The CpG molecular structure controls the mineralization of calcium phosphate nanoparticles and their immunostimulation efficacy as vaccine adjuvants†

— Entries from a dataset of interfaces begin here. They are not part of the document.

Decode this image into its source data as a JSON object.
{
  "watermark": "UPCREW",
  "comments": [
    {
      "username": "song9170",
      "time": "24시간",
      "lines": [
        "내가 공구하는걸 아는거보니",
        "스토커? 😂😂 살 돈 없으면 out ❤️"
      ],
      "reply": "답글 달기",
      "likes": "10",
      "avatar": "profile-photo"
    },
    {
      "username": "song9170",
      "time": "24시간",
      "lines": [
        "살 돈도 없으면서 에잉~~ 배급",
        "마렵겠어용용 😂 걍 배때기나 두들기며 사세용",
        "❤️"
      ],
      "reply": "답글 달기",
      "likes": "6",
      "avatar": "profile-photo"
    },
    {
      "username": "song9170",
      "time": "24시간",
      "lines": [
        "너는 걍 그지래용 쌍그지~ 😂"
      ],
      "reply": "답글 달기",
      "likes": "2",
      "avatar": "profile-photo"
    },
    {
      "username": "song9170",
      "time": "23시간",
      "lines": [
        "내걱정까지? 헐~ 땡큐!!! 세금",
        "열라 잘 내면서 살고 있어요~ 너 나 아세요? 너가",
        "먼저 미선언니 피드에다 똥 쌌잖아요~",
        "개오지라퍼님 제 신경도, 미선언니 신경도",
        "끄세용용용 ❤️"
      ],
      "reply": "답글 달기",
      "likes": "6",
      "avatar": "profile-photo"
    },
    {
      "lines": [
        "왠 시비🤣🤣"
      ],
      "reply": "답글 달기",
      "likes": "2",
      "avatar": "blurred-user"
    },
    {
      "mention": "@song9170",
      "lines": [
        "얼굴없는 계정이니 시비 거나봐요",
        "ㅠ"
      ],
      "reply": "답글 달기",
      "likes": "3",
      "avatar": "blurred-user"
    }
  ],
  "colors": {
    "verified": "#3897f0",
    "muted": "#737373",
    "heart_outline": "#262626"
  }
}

The co-precipitation of calcium phosphate nanoparticles (CaPs) in the presence of nucleotide chains such as polynucleotides (i.e., plasmid DNA and siRNA) and oligonucleotides has been extensively used for pre-clinical gene or drug delivery and immunotherapy studies. However, the exact role of these molecules in mineralization and tuning the physicochemical characteristics of the synthesized CaPs is still not entirely clear. In this study, we evaluated the effects of three different CpG oligodeoxynucleotides (ODN) and two representative nucleic acids (siRNA and DNA), when used as templates for the formation of CaPs. We examined the influence of CpGs with naturally-occurring phosphodiester or modified phosphorothioate backbones on the homogeneous formation of CaPs from a modified simulated body fluid solution. The hydrodynamic size, size polydispersity, morphology and surface charge of the CaPs were used as the most critical checkpoints to unravel the involved mechanisms. Our results show that the characteristics of CaPs are highly dependent on the composition, backbone, sequence and concentrations of the CpGs. The CpG type and concentration control the size distribution of the mineralized CaPs and their immunostimulation performance as verified by the activation of dendritic cells and secretion of the pro-inflammatory interleukin-6 (IL-6) cytokine, type I interferon-α (IFN-α) and co-stimulatory CD80, CD86 and CD40 markers. This study paves the way for better design of more efficient CaPs loaded with different types of CpGs for immunostimulation applications as vaccine adjuvants.